Return the whole listing exactly as it stands.

··········

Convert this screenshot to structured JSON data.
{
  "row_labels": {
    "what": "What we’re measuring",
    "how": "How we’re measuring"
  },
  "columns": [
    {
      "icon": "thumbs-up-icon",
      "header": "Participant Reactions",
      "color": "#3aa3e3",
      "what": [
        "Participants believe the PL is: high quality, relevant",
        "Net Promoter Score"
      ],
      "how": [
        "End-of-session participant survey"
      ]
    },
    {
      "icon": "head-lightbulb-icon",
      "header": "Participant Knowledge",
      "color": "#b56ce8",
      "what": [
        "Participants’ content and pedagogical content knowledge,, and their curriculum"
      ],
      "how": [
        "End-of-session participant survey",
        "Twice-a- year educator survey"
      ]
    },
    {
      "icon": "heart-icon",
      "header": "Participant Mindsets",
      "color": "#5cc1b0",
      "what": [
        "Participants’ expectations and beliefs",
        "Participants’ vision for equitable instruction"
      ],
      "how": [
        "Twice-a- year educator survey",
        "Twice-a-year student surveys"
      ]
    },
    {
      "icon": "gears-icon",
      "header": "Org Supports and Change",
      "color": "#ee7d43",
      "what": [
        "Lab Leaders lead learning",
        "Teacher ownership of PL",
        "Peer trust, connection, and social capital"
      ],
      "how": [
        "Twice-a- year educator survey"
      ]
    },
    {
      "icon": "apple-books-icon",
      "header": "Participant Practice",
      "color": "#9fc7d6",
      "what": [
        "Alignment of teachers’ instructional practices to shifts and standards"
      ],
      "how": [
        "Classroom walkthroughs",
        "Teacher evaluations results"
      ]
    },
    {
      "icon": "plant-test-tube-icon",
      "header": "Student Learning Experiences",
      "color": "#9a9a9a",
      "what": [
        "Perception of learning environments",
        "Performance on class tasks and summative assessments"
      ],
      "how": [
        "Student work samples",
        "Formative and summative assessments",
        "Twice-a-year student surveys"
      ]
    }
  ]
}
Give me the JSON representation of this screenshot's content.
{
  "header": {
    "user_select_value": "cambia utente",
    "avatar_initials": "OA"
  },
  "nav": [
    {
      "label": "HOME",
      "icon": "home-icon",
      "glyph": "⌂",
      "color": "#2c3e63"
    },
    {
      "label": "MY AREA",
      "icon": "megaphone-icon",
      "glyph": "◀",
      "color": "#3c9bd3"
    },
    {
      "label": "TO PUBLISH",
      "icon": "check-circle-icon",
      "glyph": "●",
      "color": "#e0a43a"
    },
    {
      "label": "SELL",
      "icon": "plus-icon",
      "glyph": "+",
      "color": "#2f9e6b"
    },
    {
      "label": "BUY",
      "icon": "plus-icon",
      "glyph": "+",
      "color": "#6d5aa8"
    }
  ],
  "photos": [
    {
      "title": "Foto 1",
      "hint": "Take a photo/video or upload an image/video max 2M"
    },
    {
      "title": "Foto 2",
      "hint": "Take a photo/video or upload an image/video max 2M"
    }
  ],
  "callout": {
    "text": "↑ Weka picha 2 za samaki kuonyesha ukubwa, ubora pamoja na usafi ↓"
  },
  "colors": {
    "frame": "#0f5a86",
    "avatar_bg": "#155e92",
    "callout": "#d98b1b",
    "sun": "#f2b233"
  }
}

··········

Output of the task:
Convert this screenshot to structured JSON data.
{
  "row_labels": {
    "what": "What we’re measuring",
    "how": "How we’re measuring"
  },
  "columns": [
    {
      "icon": "thumbs-up-icon",
      "header": "Participant Reactions",
      "color": "#3aa3e3",
      "what": [
        "Participants believe the PL is: high quality, relevant",
        "Net Promoter Score"
      ],
      "how": [
        "End-of-session participant survey"
      ]
    },
    {
      "icon": "head-lightbulb-icon",
      "header": "Participant Knowledge",
      "color": "#b56ce8",
      "what": [
        "Participants’ content and pedagogical content knowledge,, and their curriculum"
      ],
      "how": [
        "End-of-session participant survey",
        "Twice-a- year educator survey"
      ]
    },
    {
      "icon": "heart-icon",
      "header": "Participant Mindsets",
      "color": "#5cc1b0",
      "what": [
        "Participants’ expectations and beliefs",
        "Participants’ vision for equitable instruction"
      ],
      "how": [
        "Twice-a- year educator survey",
        "Twice-a-year student surveys"
      ]
    },
    {
      "icon": "gears-icon",
      "header": "Org Supports and Change",
      "color": "#ee7d43",
      "what": [
        "Lab Leaders lead learning",
        "Teacher ownership of PL",
        "Peer trust, connection, and social capital"
      ],
      "how": [
        "Twice-a- year educator survey"
      ]
    },
    {
      "icon": "apple-books-icon",
      "header": "Participant Practice",
      "color": "#9fc7d6",
      "what": [
        "Alignment of teachers’ instructional practices to shifts and standards"
      ],
      "how": [
        "Classroom walkthroughs",
        "Teacher evaluations results"
      ]
    },
    {
      "icon": "plant-test-tube-icon",
      "header": "Student Learning Experiences",
      "color": "#9a9a9a",
      "what": [
        "Perception of learning environments",
        "Performance on class tasks and summative assessments"
      ],
      "how": [
        "Student work samples",
        "Formative and summative assessments",
        "Twice-a-year student surveys"
      ]
    }
  ]
}
Give me the JSON representation of this screenshot's content.
{
  "header": {
    "user_select_value": "cambia utente",
    "avatar_initials": "OA"
  },
  "nav": [
    {
      "label": "HOME",
      "icon": "home-icon",
      "glyph": "⌂",
      "color": "#2c3e63"
    },
    {
      "label": "MY AREA",
      "icon": "megaphone-icon",
      "glyph": "◀",
      "color": "#3c9bd3"
    },
    {
      "label": "TO PUBLISH",
      "icon": "check-circle-icon",
      "glyph": "●",
      "color": "#e0a43a"
    },
    {
      "label": "SELL",
      "icon": "plus-icon",
      "glyph": "+",
      "color": "#2f9e6b"
    },
    {
      "label": "BUY",
      "icon": "plus-icon",
      "glyph": "+",
      "color": "#6d5aa8"
    }
  ],
  "photos": [
    {
      "title": "Foto 1",
      "hint": "Take a photo/video or upload an image/video max 2M"
    },
    {
      "title": "Foto 2",
      "hint": "Take a photo/video or upload an image/video max 2M"
    }
  ],
  "callout": {
    "text": "↑ Weka picha 2 za samaki kuonyesha ukubwa, ubora pamoja na usafi ↓"
  },
  "colors": {
    "frame": "#0f5a86",
    "avatar_bg": "#155e92",
    "callout": "#d98b1b",
    "sun": "#f2b233"
  }
}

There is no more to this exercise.